Thoughts to think about. Your grandmother was right when she said eat your vegetables!  A sliced carrot looks just like the human eye. When you glance in the mirror the pupil, iris and radiating lines do look just like the eye.  Science is now proving that carrots greatly enhance the blood flow and function of our eyes. 

GRAND LAKE SNOWMOBILE CLUB MEETING MINUTES

Our snowmobile grooming machines have been out twice.  Once as a test run. The second time on a trail cutting mission. On the way back to the barn, we found another trail that need’s serious cutting. It’s probably a never ending cycle for all the clubs.

Brittany and Josh are in charge of our club website, www.grandlakesnowmobileclub.com. All our latest news, a trail map, and 75 miles of trail conditions will be on it. It will be updated weekly.

We will be having snowmobile events with the Downeast Lakes Land Trust, during the Maine Outdoor Weekend. We will have trail touring, and trips to Jack’s Snack Shack. This restaurant in the woods is great and at least a 2.5 to 3 hour trip, one way. The dates are February 3, and 4. All is at planning stage at the moment. 

Part of the Amazon Trail, leading to GLS is being logged. It will be dangerous to travel, probably until March.   The SnoMo Café will be open on Saturday’s, 11:00 to 2:00, starting Jan 7th. Planned Specials: baked goods, and hot beverages. A bathroom is available.

The Pine Tree Store is open 7:00 to 7:00, every day, and has a wide menu, supplies, equipment, gifts and plenty of gasoline. They can also find you help if needed. Call 796-5027. Les, our new Trail Master and Brinda, are the store owners. New trail maps are available at the store for $5. Please try our trails and make our friendly little town a stop on your snowmobile travels.

mikeremillard@mgemaine.com, Reporter
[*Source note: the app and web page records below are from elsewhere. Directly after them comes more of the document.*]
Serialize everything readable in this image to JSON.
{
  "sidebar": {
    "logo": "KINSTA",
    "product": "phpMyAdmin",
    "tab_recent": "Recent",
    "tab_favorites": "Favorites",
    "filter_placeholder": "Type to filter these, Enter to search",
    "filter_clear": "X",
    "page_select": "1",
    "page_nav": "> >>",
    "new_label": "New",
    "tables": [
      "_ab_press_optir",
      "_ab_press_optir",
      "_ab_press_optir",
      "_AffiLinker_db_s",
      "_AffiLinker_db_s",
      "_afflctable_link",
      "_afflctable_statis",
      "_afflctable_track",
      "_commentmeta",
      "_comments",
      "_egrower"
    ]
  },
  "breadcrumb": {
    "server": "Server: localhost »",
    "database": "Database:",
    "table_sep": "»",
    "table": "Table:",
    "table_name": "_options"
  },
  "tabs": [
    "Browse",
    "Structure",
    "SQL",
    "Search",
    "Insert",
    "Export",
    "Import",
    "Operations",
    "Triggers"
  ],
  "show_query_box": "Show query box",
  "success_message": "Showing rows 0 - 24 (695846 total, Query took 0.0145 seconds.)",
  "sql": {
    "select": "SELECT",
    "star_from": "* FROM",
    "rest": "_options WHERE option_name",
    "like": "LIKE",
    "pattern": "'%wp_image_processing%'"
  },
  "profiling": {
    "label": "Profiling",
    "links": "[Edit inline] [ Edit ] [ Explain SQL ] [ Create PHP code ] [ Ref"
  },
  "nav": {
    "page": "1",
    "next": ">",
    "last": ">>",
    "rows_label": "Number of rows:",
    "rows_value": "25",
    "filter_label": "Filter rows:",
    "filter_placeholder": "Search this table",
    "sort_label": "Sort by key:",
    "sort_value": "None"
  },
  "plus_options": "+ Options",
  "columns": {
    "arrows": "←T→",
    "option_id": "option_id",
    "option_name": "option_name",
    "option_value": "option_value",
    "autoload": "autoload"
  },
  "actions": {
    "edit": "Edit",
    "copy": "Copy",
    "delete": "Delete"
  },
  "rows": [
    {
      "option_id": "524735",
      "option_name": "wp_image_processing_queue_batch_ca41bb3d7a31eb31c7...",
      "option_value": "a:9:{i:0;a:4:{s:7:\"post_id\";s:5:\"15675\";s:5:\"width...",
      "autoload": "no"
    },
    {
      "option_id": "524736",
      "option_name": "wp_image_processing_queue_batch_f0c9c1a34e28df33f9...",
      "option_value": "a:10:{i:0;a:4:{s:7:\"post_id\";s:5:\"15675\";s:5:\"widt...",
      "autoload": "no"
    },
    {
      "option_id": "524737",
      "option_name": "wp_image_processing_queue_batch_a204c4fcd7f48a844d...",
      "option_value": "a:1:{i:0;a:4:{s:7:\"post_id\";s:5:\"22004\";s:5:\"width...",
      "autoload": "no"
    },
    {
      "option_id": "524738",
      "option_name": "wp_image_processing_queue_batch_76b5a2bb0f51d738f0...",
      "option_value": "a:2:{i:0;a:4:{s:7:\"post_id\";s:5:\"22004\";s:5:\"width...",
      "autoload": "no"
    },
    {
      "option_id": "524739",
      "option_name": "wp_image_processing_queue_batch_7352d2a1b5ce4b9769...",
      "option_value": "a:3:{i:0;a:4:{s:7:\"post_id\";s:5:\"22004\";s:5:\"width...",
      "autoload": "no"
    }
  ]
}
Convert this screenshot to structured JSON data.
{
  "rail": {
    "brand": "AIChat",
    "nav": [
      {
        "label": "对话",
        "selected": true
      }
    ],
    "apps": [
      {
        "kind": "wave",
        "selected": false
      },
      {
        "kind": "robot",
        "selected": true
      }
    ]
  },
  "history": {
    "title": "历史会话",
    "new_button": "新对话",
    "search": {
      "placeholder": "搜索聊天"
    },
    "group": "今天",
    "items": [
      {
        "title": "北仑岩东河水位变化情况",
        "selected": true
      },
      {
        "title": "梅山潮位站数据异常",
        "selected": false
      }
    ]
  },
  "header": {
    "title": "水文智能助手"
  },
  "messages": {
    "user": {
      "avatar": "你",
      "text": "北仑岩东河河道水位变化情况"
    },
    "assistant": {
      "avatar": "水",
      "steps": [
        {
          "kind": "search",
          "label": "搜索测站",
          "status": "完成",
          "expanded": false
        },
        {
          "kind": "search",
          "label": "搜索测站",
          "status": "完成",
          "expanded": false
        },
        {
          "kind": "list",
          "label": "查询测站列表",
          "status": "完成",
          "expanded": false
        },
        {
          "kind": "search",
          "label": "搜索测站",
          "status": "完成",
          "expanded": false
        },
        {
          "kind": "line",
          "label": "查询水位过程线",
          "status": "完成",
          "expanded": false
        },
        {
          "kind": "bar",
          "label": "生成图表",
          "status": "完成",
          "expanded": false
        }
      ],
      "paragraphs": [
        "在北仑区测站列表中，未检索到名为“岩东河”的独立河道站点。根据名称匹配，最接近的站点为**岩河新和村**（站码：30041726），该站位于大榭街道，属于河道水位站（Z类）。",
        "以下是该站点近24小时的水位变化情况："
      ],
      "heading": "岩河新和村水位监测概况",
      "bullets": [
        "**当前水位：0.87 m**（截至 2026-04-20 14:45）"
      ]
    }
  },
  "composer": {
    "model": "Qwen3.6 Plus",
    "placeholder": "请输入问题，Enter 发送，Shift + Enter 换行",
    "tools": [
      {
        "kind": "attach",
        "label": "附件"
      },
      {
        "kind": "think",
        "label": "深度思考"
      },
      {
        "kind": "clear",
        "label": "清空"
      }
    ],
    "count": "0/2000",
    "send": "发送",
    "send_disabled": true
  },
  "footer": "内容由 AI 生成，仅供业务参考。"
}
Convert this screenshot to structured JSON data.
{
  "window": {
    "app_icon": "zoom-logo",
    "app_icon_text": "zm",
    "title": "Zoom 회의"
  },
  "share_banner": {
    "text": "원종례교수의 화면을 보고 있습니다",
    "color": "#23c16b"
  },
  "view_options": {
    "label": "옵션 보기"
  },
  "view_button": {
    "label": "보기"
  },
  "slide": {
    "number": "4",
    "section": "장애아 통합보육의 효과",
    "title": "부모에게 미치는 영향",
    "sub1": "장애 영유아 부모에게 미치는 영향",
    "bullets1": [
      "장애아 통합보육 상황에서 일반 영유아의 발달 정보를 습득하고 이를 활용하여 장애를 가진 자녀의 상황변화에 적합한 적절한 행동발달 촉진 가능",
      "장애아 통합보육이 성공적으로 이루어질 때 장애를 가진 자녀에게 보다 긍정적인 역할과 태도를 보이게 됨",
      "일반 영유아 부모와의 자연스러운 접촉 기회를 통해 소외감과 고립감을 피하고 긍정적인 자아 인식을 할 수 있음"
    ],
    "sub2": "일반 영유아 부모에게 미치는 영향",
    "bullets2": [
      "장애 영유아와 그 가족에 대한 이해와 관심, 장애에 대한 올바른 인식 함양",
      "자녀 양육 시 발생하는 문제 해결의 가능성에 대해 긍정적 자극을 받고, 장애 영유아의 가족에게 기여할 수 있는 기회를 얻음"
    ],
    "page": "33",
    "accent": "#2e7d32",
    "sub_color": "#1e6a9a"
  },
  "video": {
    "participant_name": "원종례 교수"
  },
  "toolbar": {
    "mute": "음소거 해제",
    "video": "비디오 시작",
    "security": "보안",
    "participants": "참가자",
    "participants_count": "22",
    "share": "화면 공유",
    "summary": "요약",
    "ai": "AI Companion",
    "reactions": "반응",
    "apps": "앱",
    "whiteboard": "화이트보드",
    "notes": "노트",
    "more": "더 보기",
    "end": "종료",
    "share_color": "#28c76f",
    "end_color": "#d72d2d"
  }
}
MEMORIES OF REFORM SCHOOL from the Hermit: Most all folks recall their first full-time job.  Mine was rich in responsibilities - challenges and rewards – not much money – on my own – first time away from home. I had just graduated from college and was hired by the Mass. Division of Fish and Wildlife as a technician. I was assigned to the central division located in Westborough just east of Worchester.  Week one I was called into the supervisor’s office and given my first solo assignment:  two days a week, all summer, I was to report to the Lyman School for Boys.  This was the State’s only reform school.  It housed some 100 of the toughest repeat criminal juvenile offenders. Behind the school’s complex was a 75 acre section containing fields, woods and a small pond. It had been turned into a public hunting preserve for pheasant and cotton-tailed rabbits.  Some of the fields were planted with buckwheat for the pheasant and others left to hay for the game farm.  Walls and boundaries were planted with multi-floral rose bushes which created large patches of green brier-cover for the birds and rabbits.  Talk about panic!  I was required to take out two dozen hard core delinquents and carry-out work projects in the fields and woods.  I wasn’t much older than my charges. Clueless as to how to proceed I don’t recall what I said to them but I survived the week.

My un-authorized routine was established giving the boys a 15 minute break every 2 hours. I passed out forbidden cigarettes once a day.  If the day was problem-free I took them swimming in the pond.  Out-of-sight against the rules I’m sure!  I made it a point to speak to each individual every day.  Most of them came from backgrounds to terrible to imagine. To survive they were forced to fend for themselves doing whatever it took.  I’m no bleeding heart liberal but I believe more than half were salvageable and could eventually become productive citizens.  The rest would probably graduate to Charlestown State Prison.  I took the opportunity to share my thoughts and opinions on any subject they wanted to discuss – listening as much as talking.  This experience would stand me in good stead when I became a teacher.  Thought for today:  Age is just a number.

Your Humble Correspondent, Dave McCullough 207-839-4205 or dmccull1@maine.rr.com